The Beast rivals Kafka in its sinister absurdity. Yesterday I made chicken. The same chicken I usually make.
"I will not eat this" intoned the Beast, thrusting its plate away with exaggerated disgust. "It is viande. I am waiting until you give me chicken".
"It IS chicken, Fingers".
"No, it is viande".
"It's chicken, I promise. I cooked it. It said chicken on the packet. It's chicken".
"No. It is viande. I am waiting for chicken".
Against my better judgment, the CFO muddied the waters.
"Chicken is viande". Fool.
"No. This is viande. I am waiting for chicken".
"Look Fingers. Look on this plate. That looks like chicken doesn't it? Well, that is where your chicken came from"

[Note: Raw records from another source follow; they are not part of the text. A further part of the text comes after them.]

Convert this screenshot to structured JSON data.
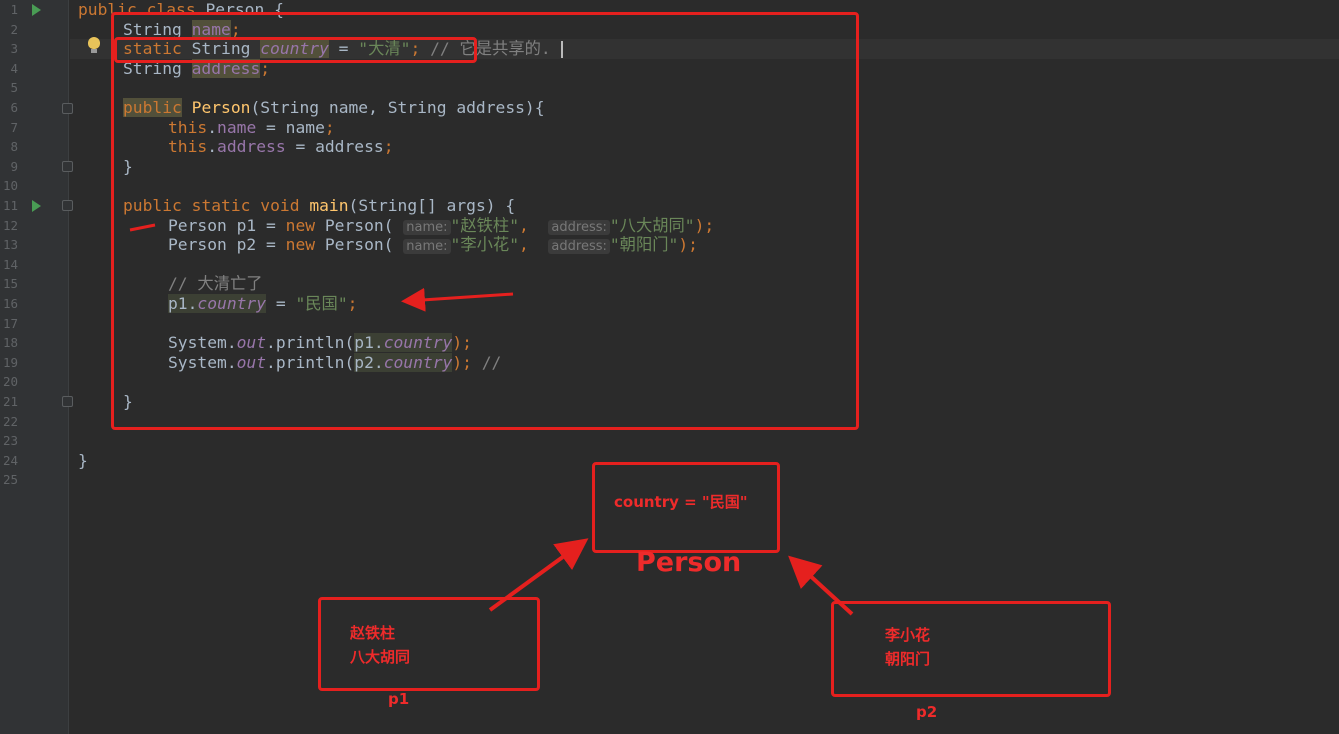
{
  "editor": {
    "line_numbers": [
      "1",
      "2",
      "3",
      "4",
      "5",
      "6",
      "7",
      "8",
      "9",
      "10",
      "11",
      "12",
      "13",
      "14",
      "15",
      "16",
      "17",
      "18",
      "19",
      "20",
      "21",
      "22",
      "23",
      "24",
      "25"
    ],
    "lines": {
      "l1": [
        "public",
        " ",
        "class",
        " Person {"
      ],
      "l2": [
        "String ",
        "name",
        ";"
      ],
      "l3": [
        "static",
        " String ",
        "country",
        " = ",
        "\"大清\"",
        ";",
        " // 它是共享的."
      ],
      "l4": [
        "String ",
        "address",
        ";"
      ],
      "l6": [
        "public",
        " ",
        "Person",
        "(String name, String address){"
      ],
      "l7": [
        "this",
        ".",
        "name",
        " = name",
        ";"
      ],
      "l8": [
        "this",
        ".",
        "address",
        " = address",
        ";"
      ],
      "l9": [
        "}"
      ],
      "l11": [
        "public",
        " ",
        "static",
        " ",
        "void",
        " ",
        "main",
        "(String[] args) {"
      ],
      "l12": [
        "Person p1 = ",
        "new",
        " Person( ",
        "name:",
        "\"赵铁柱\"",
        ",  ",
        "address:",
        "\"八大胡同\"",
        ");"
      ],
      "l13": [
        "Person p2 = ",
        "new",
        " Person( ",
        "name:",
        "\"李小花\"",
        ",  ",
        "address:",
        "\"朝阳门\"",
        ");"
      ],
      "l15": [
        "// 大清亡了"
      ],
      "l16": [
        "p1.",
        "country",
        " = ",
        "\"民国\"",
        ";"
      ],
      "l18": [
        "System.",
        "out",
        ".println(",
        "p1.",
        "country",
        ");"
      ],
      "l19": [
        "System.",
        "out",
        ".println(",
        "p2.",
        "country",
        ");",
        " //"
      ],
      "l21": [
        "}"
      ],
      "l24": [
        "}"
      ]
    }
  },
  "diagram": {
    "class_box": "country = \"民国\"",
    "class_label": "Person",
    "p1_name": "赵铁柱",
    "p1_addr": "八大胡同",
    "p1_label": "p1",
    "p2_name": "李小花",
    "p2_addr": "朝阳门",
    "p2_label": "p2"
  },
  "colors": {
    "background": "#2b2b2b",
    "gutter": "#313335",
    "keyword": "#cc7832",
    "string": "#6a8759",
    "field": "#9876aa",
    "method": "#ffc66d",
    "annotation_red": "#e5201e"
  }
}
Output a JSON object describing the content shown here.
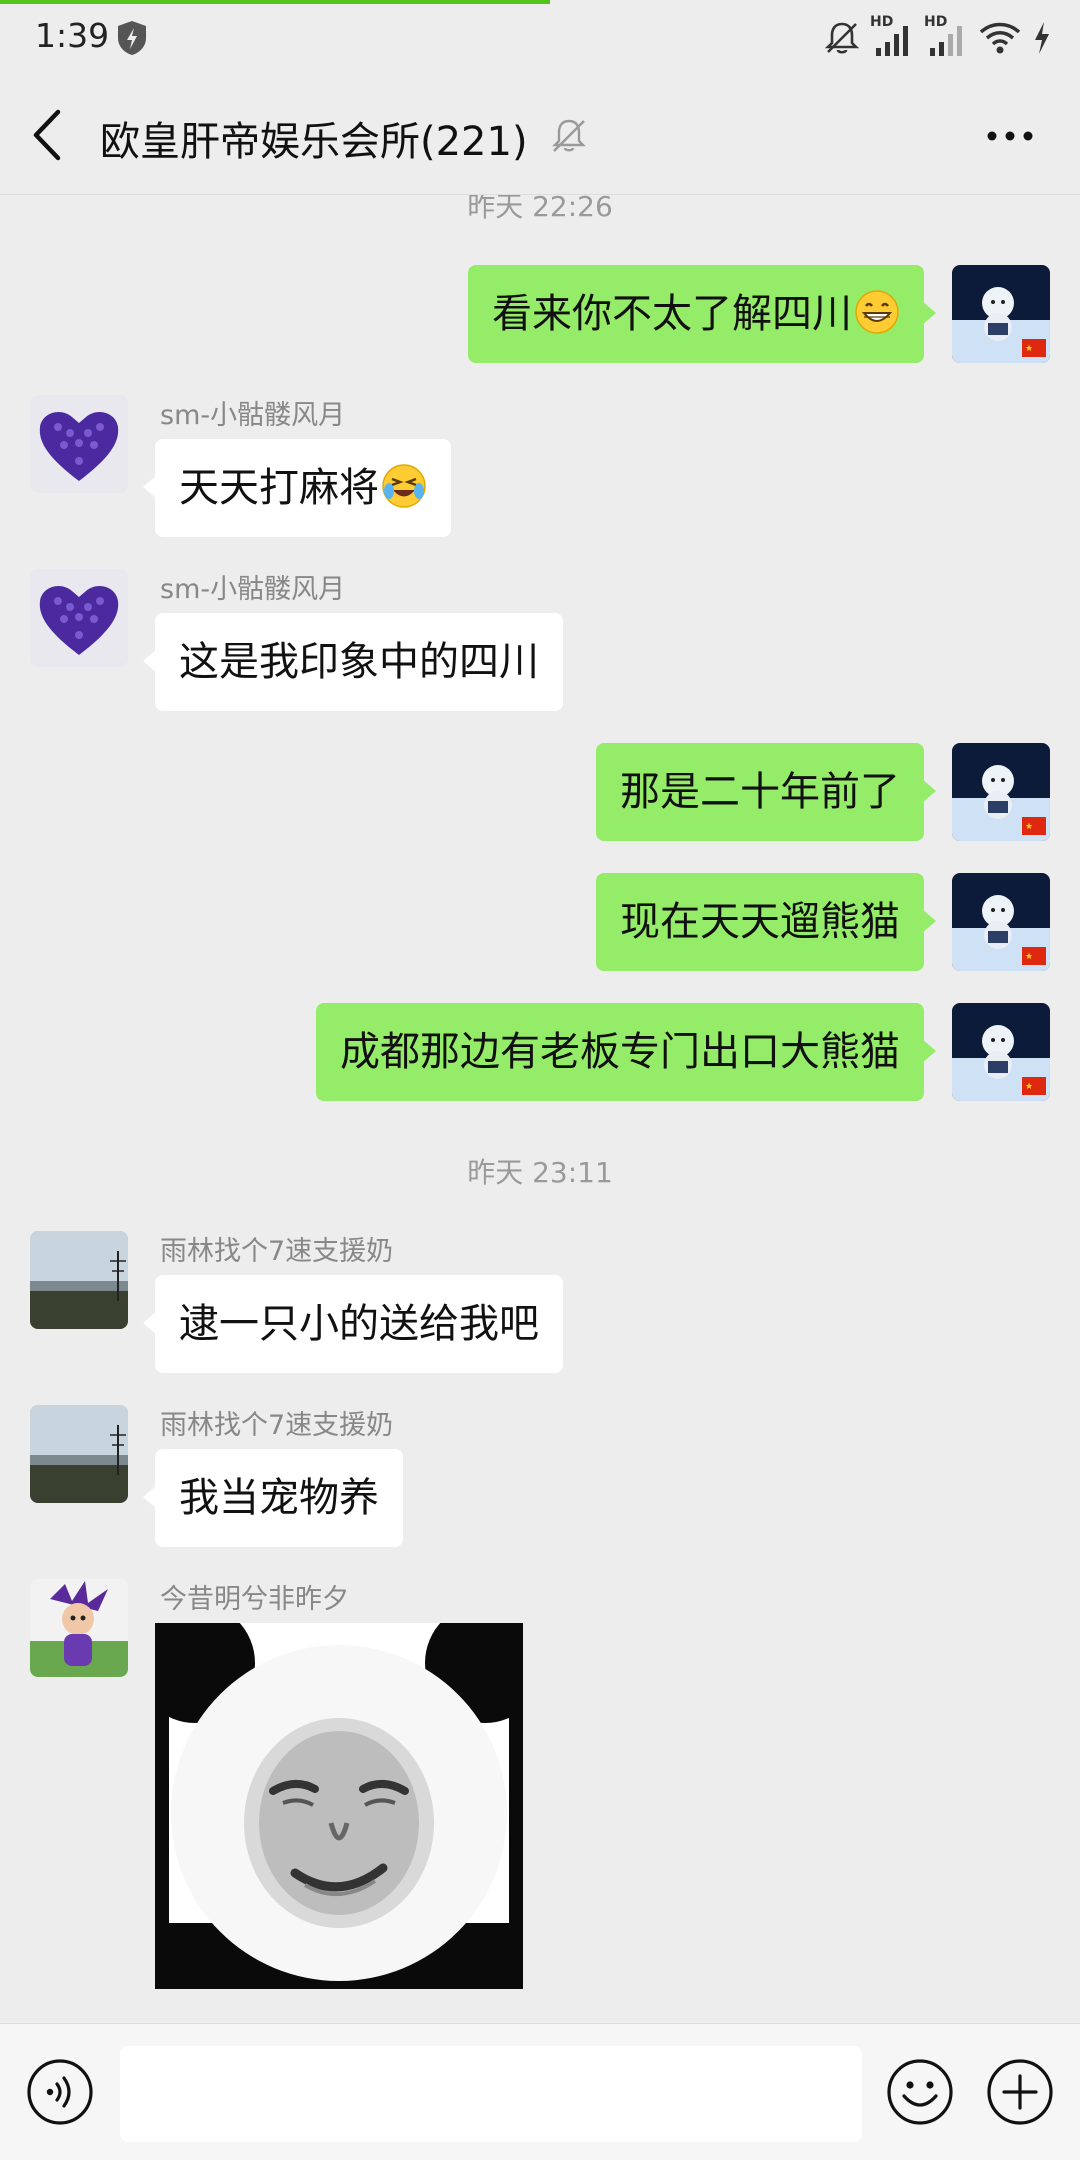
{
  "status": {
    "time": "1:39",
    "signal_label_1": "HD",
    "signal_label_2": "HD"
  },
  "header": {
    "title": "欧皇肝帝娱乐会所(221)"
  },
  "messages": {
    "time_1": "昨天 22:26",
    "m1": "看来你不太了解四川",
    "m2_sender": "sm-小骷髅风月",
    "m2": "天天打麻将",
    "m3_sender": "sm-小骷髅风月",
    "m3": "这是我印象中的四川",
    "m4": "那是二十年前了",
    "m5": "现在天天遛熊猫",
    "m6": "成都那边有老板专门出口大熊猫",
    "time_2": "昨天 23:11",
    "m7_sender": "雨林找个7速支援奶",
    "m7": "逮一只小的送给我吧",
    "m8_sender": "雨林找个7速支援奶",
    "m8": "我当宠物养",
    "m9_sender": "今昔明兮非昨夕"
  },
  "colors": {
    "outgoing_bubble": "#95ec69",
    "incoming_bubble": "#ffffff",
    "background": "#ededed",
    "progress": "#52c41a"
  },
  "icons": [
    "back-arrow-icon",
    "mute-bell-icon",
    "more-icon",
    "voice-icon",
    "emoji-icon",
    "plus-icon"
  ]
}
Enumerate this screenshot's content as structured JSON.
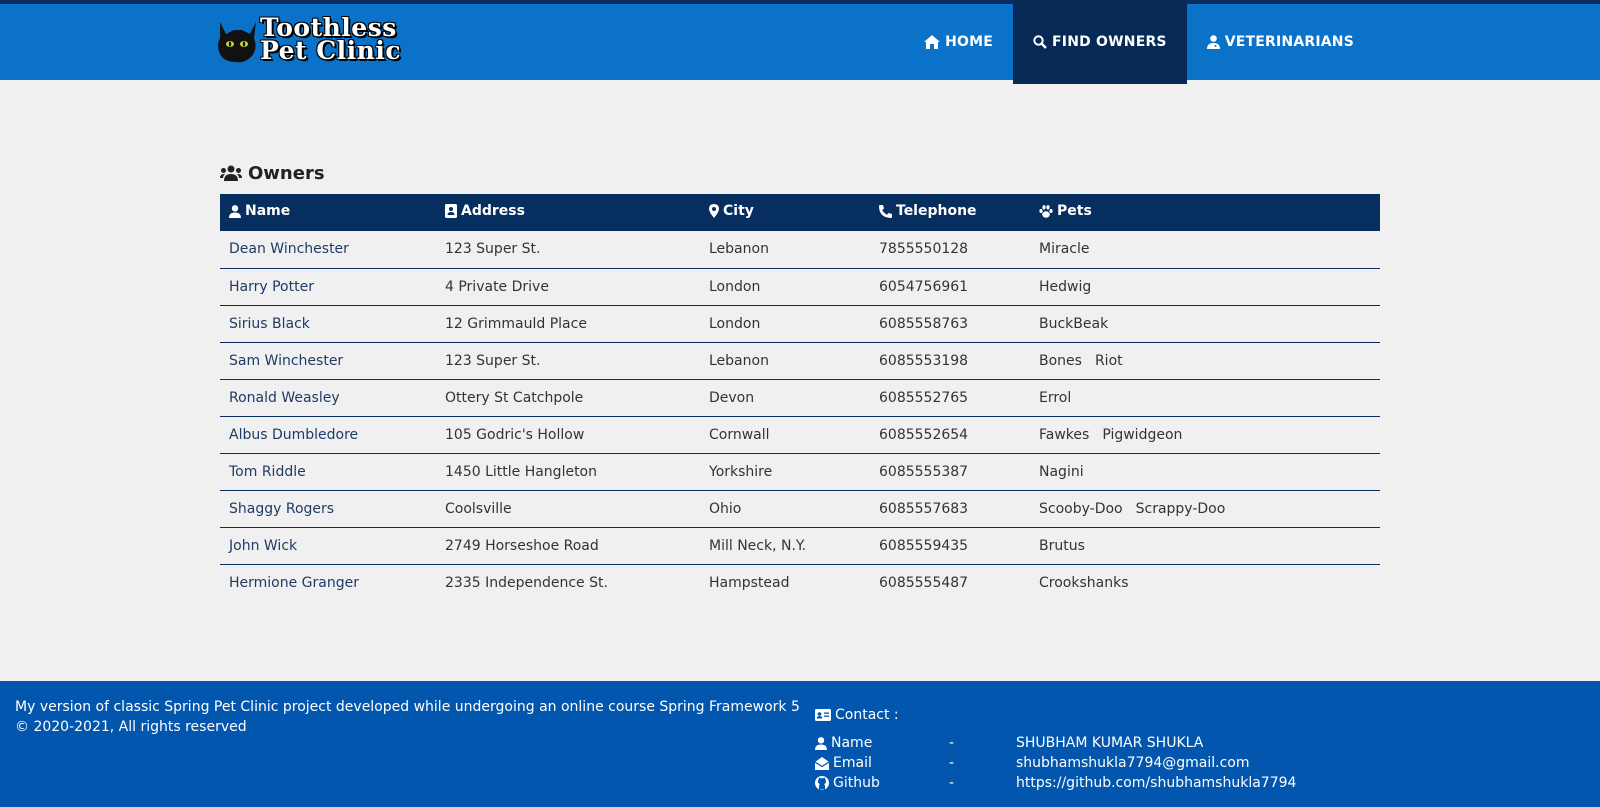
{
  "header": {
    "logo_line1": "Toothless",
    "logo_line2": "Pet Clinic",
    "nav": [
      {
        "label": "HOME",
        "icon": "home-icon"
      },
      {
        "label": "FIND OWNERS",
        "icon": "search-icon",
        "active": true
      },
      {
        "label": "VETERINARIANS",
        "icon": "user-md-icon"
      }
    ]
  },
  "main": {
    "title": "Owners",
    "columns": [
      "Name",
      "Address",
      "City",
      "Telephone",
      "Pets"
    ],
    "rows": [
      {
        "name": "Dean Winchester",
        "address": "123 Super St.",
        "city": "Lebanon",
        "telephone": "7855550128",
        "pets": [
          "Miracle"
        ]
      },
      {
        "name": "Harry Potter",
        "address": "4 Private Drive",
        "city": "London",
        "telephone": "6054756961",
        "pets": [
          "Hedwig"
        ]
      },
      {
        "name": "Sirius Black",
        "address": "12 Grimmauld Place",
        "city": "London",
        "telephone": "6085558763",
        "pets": [
          "BuckBeak"
        ]
      },
      {
        "name": "Sam Winchester",
        "address": "123 Super St.",
        "city": "Lebanon",
        "telephone": "6085553198",
        "pets": [
          "Bones",
          "Riot"
        ]
      },
      {
        "name": "Ronald Weasley",
        "address": "Ottery St Catchpole",
        "city": "Devon",
        "telephone": "6085552765",
        "pets": [
          "Errol"
        ]
      },
      {
        "name": "Albus Dumbledore",
        "address": "105 Godric's Hollow",
        "city": "Cornwall",
        "telephone": "6085552654",
        "pets": [
          "Fawkes",
          "Pigwidgeon"
        ]
      },
      {
        "name": "Tom Riddle",
        "address": "1450 Little Hangleton",
        "city": "Yorkshire",
        "telephone": "6085555387",
        "pets": [
          "Nagini"
        ]
      },
      {
        "name": "Shaggy Rogers",
        "address": "Coolsville",
        "city": "Ohio",
        "telephone": "6085557683",
        "pets": [
          "Scooby-Doo",
          "Scrappy-Doo"
        ]
      },
      {
        "name": "John Wick",
        "address": "2749 Horseshoe Road",
        "city": "Mill Neck, N.Y.",
        "telephone": "6085559435",
        "pets": [
          "Brutus"
        ]
      },
      {
        "name": "Hermione Granger",
        "address": "2335 Independence St.",
        "city": "Hampstead",
        "telephone": "6085555487",
        "pets": [
          "Crookshanks"
        ]
      }
    ]
  },
  "footer": {
    "description": "My version of classic Spring Pet Clinic project developed while undergoing an online course Spring Framework 5",
    "copyright": "© 2020-2021, All rights reserved",
    "contact_title": "Contact :",
    "contact": [
      {
        "label": "Name",
        "dash": "-",
        "value": "SHUBHAM KUMAR SHUKLA",
        "icon": "user-icon"
      },
      {
        "label": "Email",
        "dash": "-",
        "value": "shubhamshukla7794@gmail.com",
        "icon": "envelope-open-icon"
      },
      {
        "label": "Github",
        "dash": "-",
        "value": "https://github.com/shubhamshukla7794",
        "icon": "github-icon"
      }
    ]
  },
  "colors": {
    "header_bg": "#0a72c9",
    "nav_active": "#062a55",
    "table_head": "#062e5e",
    "footer_bg": "#0356ad",
    "page_bg": "#f0f0f0"
  }
}
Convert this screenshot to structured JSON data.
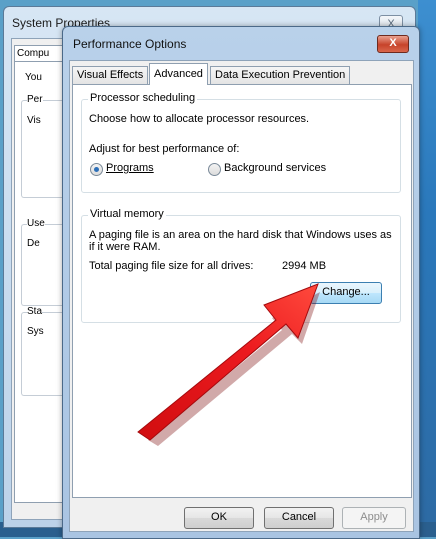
{
  "system_properties": {
    "title": "System Properties",
    "close_label": "X",
    "tab_label": "Compu",
    "text_you": "You",
    "group1_label": "Per",
    "group1_text": "Vis",
    "group2_label": "Use",
    "group2_text": "De",
    "group3_label": "Sta",
    "group3_text": "Sys"
  },
  "performance_options": {
    "title": "Performance Options",
    "close_label": "X",
    "tabs": [
      {
        "label": "Visual Effects",
        "active": false
      },
      {
        "label": "Advanced",
        "active": true
      },
      {
        "label": "Data Execution Prevention",
        "active": false
      }
    ],
    "processor_scheduling": {
      "label": "Processor scheduling",
      "description": "Choose how to allocate processor resources.",
      "adjust_label": "Adjust for best performance of:",
      "options": [
        {
          "label": "Programs",
          "selected": true
        },
        {
          "label": "Background services",
          "selected": false
        }
      ]
    },
    "virtual_memory": {
      "label": "Virtual memory",
      "description_line1": "A paging file is an area on the hard disk that Windows uses as",
      "description_line2": "if it were RAM.",
      "total_label": "Total paging file size for all drives:",
      "total_value": "2994 MB",
      "change_button": "Change..."
    },
    "buttons": {
      "ok": "OK",
      "cancel": "Cancel",
      "apply": "Apply"
    }
  },
  "annotation": {
    "arrow_color": "#e8161a",
    "arrow_target": "change-button"
  }
}
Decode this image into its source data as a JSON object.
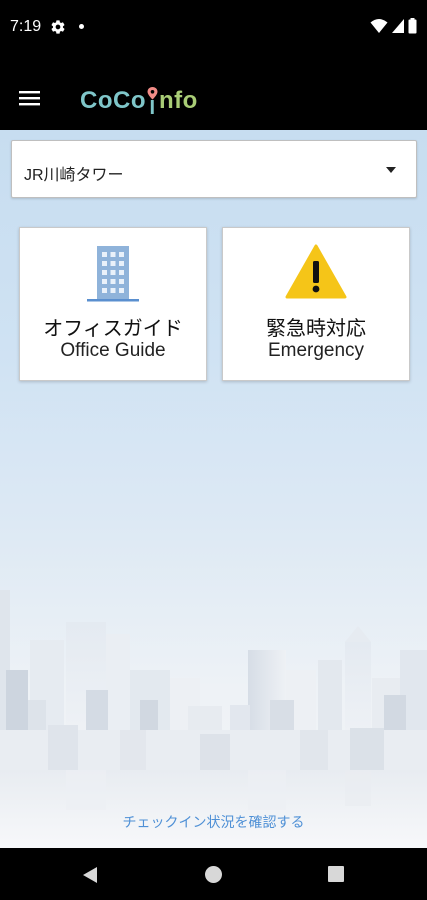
{
  "status_bar": {
    "time": "7:19",
    "icons": [
      "gear-icon",
      "notification-dot-icon",
      "wifi-icon",
      "signal-icon",
      "battery-icon"
    ]
  },
  "app_bar": {
    "logo_text": "CoCoInfo",
    "logo_parts": [
      "Co",
      "Co",
      "I",
      "nfo"
    ],
    "menu_icon": "hamburger-menu-icon"
  },
  "location_select": {
    "value": "JR川崎タワー"
  },
  "cards": [
    {
      "title_ja": "オフィスガイド",
      "title_en": "Office Guide",
      "icon": "office-building-icon"
    },
    {
      "title_ja": "緊急時対応",
      "title_en": "Emergency",
      "icon": "warning-icon"
    }
  ],
  "checkin_link": "チェックイン状況を確認する",
  "colors": {
    "logo_teal": "#7fc6c9",
    "logo_pin": "#f08b86",
    "logo_green": "#a9cd76",
    "building_blue": "#8fb3da",
    "warning_yellow": "#f5c518",
    "link_blue": "#4f90d6"
  },
  "nav_bar": {
    "icons": [
      "back-icon",
      "home-icon",
      "recents-icon"
    ]
  }
}
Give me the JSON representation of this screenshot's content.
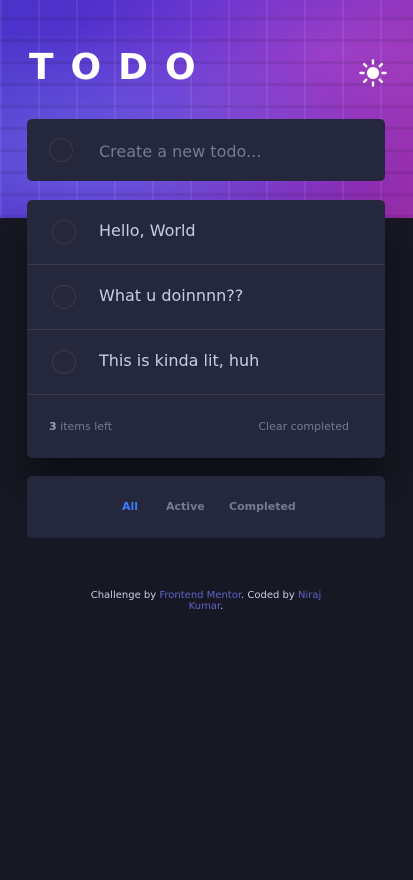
{
  "app": {
    "title": "TODO",
    "theme_toggle_icon": "sun-icon"
  },
  "new_todo": {
    "placeholder": "Create a new todo...",
    "value": ""
  },
  "todos": [
    {
      "text": "Hello, World",
      "completed": false
    },
    {
      "text": "What u doinnnn??",
      "completed": false
    },
    {
      "text": "This is kinda lit, huh",
      "completed": false
    }
  ],
  "footer": {
    "count": "3",
    "count_suffix": "items left",
    "clear_label": "Clear completed"
  },
  "filters": {
    "all": "All",
    "active": "Active",
    "completed": "Completed",
    "selected": "All"
  },
  "attribution": {
    "prefix": "Challenge by",
    "frontend_link": "Frontend Mentor",
    "middle": ". Coded by",
    "author_link": "Niraj Kumar",
    "suffix": "."
  },
  "colors": {
    "background": "#181824",
    "card": "#25273c",
    "active_filter": "#3a7bfd",
    "link": "#5e63c9"
  }
}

"That is viande. It is all viande. I am waiting for chicken".
"Shackass. Can you deal with this? He's beaten me. I'm going to lie on the floor of the loo and practise whale song".
He could rival an on-message politician on Newsnight in his single minded determination to be right. The Beast has a will of steel, and is willing to go to bed rather than eat "viande". If I am Neville Chamberlain faced with the Beast, always looking for the face-saving solution, the CFO is not. He fights wilful with wilful. Mexican standoffs are the norm. There is roaring. There are ultimatums. The house resounds with the menacing strains of "Je vais compter jusqu'à trois", a phrase the Beast interprets as a declaration of war, requiring full Ironing Board manouevre. The Beast is manhandled to its bedroom, fighting all the way, hooking its cloven hooves through the bannister and hanging on for grim life to impede our progress. It retires bloody but unbowed, unsullied by the demon viande. The adults require hard liquor.
Again, this morning.
"Fingers, cornflakes or Rice Crispies?"
"No, you can't have biscuits for breakfast. What do you want?"
"No. Not biscuits. What cereal do you want?"
"YOU CAN'T HAVE BISCUITS"
"Shackafuckingjezusemann I need a cup of tea. Call me when you want your breakfast"
"RAAAAAAAAAAAAAAAAAAAAAAAAAAAAAAAAH WANT BREAKFAST"
"We don't have any. Rice Crispies or Cornflakes?"
"I am waiting until you get me papa cereal [ndlr Chocolate Weetabix Minis, rare and precious. None left.]"
"We don't have any. It's 7 in the morning. The only place they sell papa cereal is 4 miles from here".
"Lashes can go. I am waiting until you get me papa cereal"
"YOU ARE NOT GETTING PAPA CEREAL. What do you want for breakfast?"
"RIGHT. If you don't want to eat you can put your clothes on"
"YES". Emma attempts to carry the Beast up to its bedroom in full Ironing Board. The Beast writhes and shrieks and hooks its arms and legs around stuff to impede her progress. By the time they get up two flights of stairs, everyone is exhausted. It is 7am.
In an odd way, I sort of like the Beast. I like the way the Beast does whatever it damn well wants. Look how small it is!
Often I look down while the Beast and I are locked in mortal combat and I am just astonished by how small it is. Small but deadly like one of those Honey Badgers. Lovely Beast. I am giving you a cautious pat, wearing thick protective gloves.